When we took our certification classes for fostering, we were not planning to adopt. We even told our agency that we didn’t need to take the adoption class portion or fill out the adoption part of the paperwork, because we were planning just to foster. Greg and I both agreed that if we fell in love with a child we were fostering and they didn’t reunify, then we’d consider adopting and go through all the steps to get there.
Then we got our first foster placement. And by, oh, about day two, we were in love. “If” we fall in love with a kid became a ridiculous statement. When a child in need comes into our lives and our home for even the shortest amount of time, we fall in love. So after the little boys left us in November, we told our agency to make our next placement a baby whom we could perhaps adopt. “What’s the worst that could happen?” we asked each other. “We could fall in love with a baby, keep her for a year, and then have to give her back to a situation we don’t feel comfortable with,” we said. That would be horrible. But probably wouldn’t happen.
One month later, Midge arrived. Within days we realized that our “worst case scenario” was probably going to become a reality. Seven months later, Midge is part of our family. If we lose her, it will be like the death of a daughter. Yes, we knew what we were getting into. Yes, she needed a safe home for this year and we’re thankful we were able to provide it. No, it will not be easy if we have to give her back. It will be devastating.
In our state for a baby under twelve months, parents have one year to prove that they can provide a safe and stable home for a child once they are removed. If they haven’t proven that by month twelve, the court is supposed to terminate reunification services and start working towards permanency for the child. This has all changed from the system of the past, to avoid having children bumped from home to home in the foster system while their parents try again and again to get their acts together. The court now recognizes the importance of attachment in a young child, so after a year of reunification services, the parent’s right to a second chance takes second place to the child’s right to a stable life.
Which brings us to that strange position of hoping to adopt. This week marks seven months with Midge in our home. She has now lived with us for the same amount of time as she lived with her mom. I know that doesn’t mean anything to the court, but it means something to us. We haven’t held out much hope about being able to adopt her, but this week I had a conversation with the major players that gave me a little bit of hope. Hope, in the case of fost-adopt, is is an uncomfortable emotion.

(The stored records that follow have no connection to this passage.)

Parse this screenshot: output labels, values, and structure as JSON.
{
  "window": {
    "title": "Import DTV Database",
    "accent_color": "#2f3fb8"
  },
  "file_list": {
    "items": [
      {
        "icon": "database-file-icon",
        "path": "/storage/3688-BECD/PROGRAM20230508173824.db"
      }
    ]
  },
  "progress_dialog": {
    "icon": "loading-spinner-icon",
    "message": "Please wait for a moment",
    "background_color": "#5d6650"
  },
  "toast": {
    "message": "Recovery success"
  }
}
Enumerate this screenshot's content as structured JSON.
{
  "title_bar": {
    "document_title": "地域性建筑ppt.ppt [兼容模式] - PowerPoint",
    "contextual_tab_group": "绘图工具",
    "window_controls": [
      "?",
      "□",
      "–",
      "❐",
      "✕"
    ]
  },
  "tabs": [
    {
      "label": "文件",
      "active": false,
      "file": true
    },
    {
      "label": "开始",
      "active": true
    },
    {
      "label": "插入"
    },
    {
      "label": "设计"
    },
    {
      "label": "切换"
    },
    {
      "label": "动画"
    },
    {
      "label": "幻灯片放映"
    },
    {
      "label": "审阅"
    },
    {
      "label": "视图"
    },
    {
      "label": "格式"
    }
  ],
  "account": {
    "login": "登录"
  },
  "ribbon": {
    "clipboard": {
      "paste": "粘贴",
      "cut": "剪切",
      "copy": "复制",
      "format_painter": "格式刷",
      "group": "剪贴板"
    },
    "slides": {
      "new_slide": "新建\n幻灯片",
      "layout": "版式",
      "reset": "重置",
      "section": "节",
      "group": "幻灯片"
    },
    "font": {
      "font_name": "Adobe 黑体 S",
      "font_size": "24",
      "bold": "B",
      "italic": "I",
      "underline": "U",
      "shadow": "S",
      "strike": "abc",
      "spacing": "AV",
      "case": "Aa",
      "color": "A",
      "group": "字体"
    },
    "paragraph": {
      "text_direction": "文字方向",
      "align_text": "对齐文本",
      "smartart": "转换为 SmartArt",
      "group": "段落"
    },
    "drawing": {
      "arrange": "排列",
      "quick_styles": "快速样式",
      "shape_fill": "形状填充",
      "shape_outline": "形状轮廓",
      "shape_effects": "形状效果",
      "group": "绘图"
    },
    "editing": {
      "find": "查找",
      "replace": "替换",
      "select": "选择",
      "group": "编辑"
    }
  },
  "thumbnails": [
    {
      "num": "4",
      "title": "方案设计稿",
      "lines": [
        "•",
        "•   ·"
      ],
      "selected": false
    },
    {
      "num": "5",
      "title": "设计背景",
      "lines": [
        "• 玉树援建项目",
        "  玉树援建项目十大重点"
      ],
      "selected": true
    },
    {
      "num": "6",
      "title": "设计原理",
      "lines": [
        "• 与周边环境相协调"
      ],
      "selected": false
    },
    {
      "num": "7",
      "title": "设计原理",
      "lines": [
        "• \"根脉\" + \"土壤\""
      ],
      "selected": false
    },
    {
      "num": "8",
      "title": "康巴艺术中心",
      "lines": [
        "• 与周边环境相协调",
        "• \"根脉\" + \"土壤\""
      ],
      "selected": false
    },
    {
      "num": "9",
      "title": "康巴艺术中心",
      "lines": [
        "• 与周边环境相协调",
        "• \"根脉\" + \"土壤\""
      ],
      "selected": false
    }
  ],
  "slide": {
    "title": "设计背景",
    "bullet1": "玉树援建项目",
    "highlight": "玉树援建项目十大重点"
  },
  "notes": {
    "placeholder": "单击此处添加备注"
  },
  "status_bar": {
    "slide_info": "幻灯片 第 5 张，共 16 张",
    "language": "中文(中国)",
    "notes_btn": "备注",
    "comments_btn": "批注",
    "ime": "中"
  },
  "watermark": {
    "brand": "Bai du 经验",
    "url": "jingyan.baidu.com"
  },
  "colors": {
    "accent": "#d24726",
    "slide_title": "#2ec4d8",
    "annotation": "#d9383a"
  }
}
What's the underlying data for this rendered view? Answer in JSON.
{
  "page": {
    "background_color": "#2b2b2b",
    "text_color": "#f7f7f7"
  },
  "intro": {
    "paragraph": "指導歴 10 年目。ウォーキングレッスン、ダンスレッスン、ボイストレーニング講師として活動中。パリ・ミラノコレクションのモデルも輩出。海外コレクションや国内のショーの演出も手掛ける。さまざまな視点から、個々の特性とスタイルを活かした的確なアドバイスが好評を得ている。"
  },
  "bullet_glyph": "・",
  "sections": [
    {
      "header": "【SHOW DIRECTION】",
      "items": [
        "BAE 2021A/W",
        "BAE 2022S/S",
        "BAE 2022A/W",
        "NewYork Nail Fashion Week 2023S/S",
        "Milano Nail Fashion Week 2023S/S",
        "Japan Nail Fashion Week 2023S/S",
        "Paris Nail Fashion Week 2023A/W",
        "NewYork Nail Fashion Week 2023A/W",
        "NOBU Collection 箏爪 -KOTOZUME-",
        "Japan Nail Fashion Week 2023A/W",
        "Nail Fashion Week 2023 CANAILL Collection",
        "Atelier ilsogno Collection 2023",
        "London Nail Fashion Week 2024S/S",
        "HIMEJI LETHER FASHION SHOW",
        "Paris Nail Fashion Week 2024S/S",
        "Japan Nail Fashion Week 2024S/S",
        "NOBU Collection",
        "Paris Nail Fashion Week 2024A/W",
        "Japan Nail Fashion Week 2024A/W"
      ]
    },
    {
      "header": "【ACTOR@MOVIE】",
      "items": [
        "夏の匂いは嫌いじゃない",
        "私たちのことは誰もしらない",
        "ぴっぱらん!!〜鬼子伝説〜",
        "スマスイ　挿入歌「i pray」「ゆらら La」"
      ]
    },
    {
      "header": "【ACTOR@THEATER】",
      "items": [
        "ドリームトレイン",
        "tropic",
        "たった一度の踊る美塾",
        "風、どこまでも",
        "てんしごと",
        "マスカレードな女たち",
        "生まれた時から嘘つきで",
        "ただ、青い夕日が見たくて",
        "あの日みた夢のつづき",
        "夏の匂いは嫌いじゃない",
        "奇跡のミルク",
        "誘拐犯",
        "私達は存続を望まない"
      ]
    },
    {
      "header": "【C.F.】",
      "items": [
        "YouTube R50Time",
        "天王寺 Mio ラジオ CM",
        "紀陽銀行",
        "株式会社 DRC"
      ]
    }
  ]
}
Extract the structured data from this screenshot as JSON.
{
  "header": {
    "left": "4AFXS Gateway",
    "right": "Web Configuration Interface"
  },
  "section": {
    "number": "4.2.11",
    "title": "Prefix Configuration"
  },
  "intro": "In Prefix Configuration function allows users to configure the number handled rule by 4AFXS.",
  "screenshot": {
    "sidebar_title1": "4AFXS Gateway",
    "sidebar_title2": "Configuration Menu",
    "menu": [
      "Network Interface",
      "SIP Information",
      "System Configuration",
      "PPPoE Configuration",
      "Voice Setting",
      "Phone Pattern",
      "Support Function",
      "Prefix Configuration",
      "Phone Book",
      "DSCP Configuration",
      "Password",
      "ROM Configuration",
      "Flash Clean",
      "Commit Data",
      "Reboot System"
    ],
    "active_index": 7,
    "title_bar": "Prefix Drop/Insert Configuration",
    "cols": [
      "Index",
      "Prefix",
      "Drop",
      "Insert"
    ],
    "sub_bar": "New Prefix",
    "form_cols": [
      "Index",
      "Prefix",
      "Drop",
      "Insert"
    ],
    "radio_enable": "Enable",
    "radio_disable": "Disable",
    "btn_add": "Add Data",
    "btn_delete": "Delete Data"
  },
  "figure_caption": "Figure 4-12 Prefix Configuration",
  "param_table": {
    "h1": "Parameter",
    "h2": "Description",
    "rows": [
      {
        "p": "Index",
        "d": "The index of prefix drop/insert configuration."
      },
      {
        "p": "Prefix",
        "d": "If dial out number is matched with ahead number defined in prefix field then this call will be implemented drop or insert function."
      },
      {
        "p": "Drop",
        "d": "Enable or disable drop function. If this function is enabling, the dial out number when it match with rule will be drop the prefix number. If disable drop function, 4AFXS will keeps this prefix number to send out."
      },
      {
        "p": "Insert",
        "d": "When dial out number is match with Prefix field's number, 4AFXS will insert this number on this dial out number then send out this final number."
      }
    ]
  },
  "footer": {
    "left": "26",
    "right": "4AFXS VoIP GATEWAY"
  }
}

I hope Midge can stay with us, the only home she’s ever really had and the only family she could ever really remember. I hope she can have a chance at a stable family life with christian values. And yet, by hoping that she stays, it feels like I’m hoping that her parents fail in their case plans. I don’t like that. I don’t like feeling happy when a parent misses a visitation and feeling bummed when they show up. But the other side of the coin is that we really haven’t seen her parents showing any stability or rehabilitation or major change in their lives. Would it be best for Midge to be returned to the situation they’re in right now? I feel like there’s a tension between hoping for the best for Midge’s parents and hoping for the best for Midge. I also remember that God’s best for us isn’t always the same as what we think is best for us. I guess the big picture is that we’re hoping for “real life” to play out during these twelve months so that the courts make their decisions wisely.
I think this tension is one of the reasons why many families choose to adopt internationally or from orphanages. International orphan care is an important ministry, too, although there is no guarantee that the international adoption community is any fairer to birth or adoptive parents than the domestic courts; in fact, they can be much worse. And yes, it is wonderful to provide a home for an orphan from another country if God calls your heart there, but many of us feel called by Him to the thousands of kids here in the U.S. who truly do need new homes because the ones they have aren’t safe. While people debate the advantages and disadvantages of all different kinds of adoption, I’m pretty sure nobody believes that child abuse or neglect is okay, so the reality is that we need people adopting in many different ways from many different places. If only caring for children in need were more black and white.
All we can do right now is to pray for God’s best for everyone involved. We pray that if Midge’s parents are going to be able to get their lives together, that they can do it within this twelve month period, for their sake. For Midge’s sake, we pray that if they are going to fall apart, they do it during this twelve month period, to spare her the trauma of it all. And for my sake, I remember what I wrote in my journal in April after reading Psalm 72:1-3. For some reason these verses struck me in just the way I needed them to. In regards to the judge, attorneys, and social workers on Midge’s case, I pray that they will make the decisions that God wants them to make. “Give your love of justice to the king, O God, and righteousness to the king’s son. Help him judge your people in the right way; let the poor always be treated fairly. May the mountains yield prosperity for all and may the hills be fruitful.”
Only the LORD knows what is best, and only He knows if there is any way for Midge and each of her parents to be “treated fairly” in this situation. It seems impossible that things could work out in the best interests of every party involved, but with God all things are possible. He will teach us whatever lesson He wants to teach us if we are to lose her. He will teach her parents whatever lesson He wants to teach each of them if they lose her. He will protect and care for Midge through whatever future He has planned for her. The only confidence I have during this strange time is a confidence in the LORD.
For I know that “The LORD is good and does what is right.” -Proverbs 25:8